Thursday, April 08, 2010

Baby boom narrative flawed

If you examine this chart of US birthrates created by Calculated Risk based on data from the US NCHS, you should notice that there was a spike in the rate during the WWII years; it goes up between 1939 and 1943, then drops again briefly before beginning the surge frequently referred to as the “baby boom”. A lot of press and marketing have been generated hyping the “baby boom”. This data calls into question the whole “Boomer” narrative…given that the surge in births started 10 years before the approximate start of the “baby boom”.


Anonymous said...

Thanks for posting this chart. If there really was a surge in births, it was very short - pretty much just in 1946 and 1947, attributable no doubt to returning soldiers. Otherwise the Baby Boom was just a continuation of a trend that had started years earlier. And not a steady continuation either; I'll bet most people don't realize that births stayed steady or even declined from 1948 until 1952.


Christopher said...

The dating of historical periods is rarely ever accurate. Likely, the baby boomer generation is dated to when the term 'baby boom' entered the public conscious rather than when the trend actually started.

Phil said...

Try applying some smoothing to the graph, to get clear long-term trends. What's the result of a 5-year moving average? 10-year? etc?

Counting every dip and spike in the graph is not good statistical analysis.

Scott said...
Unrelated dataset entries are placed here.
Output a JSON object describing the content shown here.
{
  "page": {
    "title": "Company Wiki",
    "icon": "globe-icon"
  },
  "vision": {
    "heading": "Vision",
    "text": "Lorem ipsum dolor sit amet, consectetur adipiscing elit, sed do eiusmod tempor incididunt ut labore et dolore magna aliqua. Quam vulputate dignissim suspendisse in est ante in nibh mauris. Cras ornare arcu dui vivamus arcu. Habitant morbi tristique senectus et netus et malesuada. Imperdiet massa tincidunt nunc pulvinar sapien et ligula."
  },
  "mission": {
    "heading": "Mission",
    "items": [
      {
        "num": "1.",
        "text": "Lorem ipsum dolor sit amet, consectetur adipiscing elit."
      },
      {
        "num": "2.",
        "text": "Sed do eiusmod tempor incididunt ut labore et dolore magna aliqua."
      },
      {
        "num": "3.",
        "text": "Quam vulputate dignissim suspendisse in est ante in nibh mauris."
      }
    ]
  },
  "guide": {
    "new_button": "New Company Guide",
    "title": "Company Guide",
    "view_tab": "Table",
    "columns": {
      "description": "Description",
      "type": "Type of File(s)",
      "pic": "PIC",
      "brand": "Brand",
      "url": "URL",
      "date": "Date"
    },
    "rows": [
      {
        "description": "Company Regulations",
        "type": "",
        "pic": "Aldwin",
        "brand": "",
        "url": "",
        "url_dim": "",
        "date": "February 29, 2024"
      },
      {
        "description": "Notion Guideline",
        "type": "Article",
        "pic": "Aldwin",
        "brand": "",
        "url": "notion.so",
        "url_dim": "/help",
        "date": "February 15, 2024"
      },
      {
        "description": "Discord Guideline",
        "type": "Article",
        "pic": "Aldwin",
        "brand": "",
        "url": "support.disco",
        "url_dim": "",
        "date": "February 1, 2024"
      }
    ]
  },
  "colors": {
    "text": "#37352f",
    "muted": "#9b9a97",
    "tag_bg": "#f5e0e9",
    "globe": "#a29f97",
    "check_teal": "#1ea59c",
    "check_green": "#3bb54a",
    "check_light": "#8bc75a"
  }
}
Christopher, you are correct in that identifying distinct pivotal dates in history is an exercise in assumptions and opinions. This is certainly relevant to the concept of the US "baby boom". The chart I posted made me rethink my assumptions about this subject; I think now that I will look at discussions of the "baby boom" differently.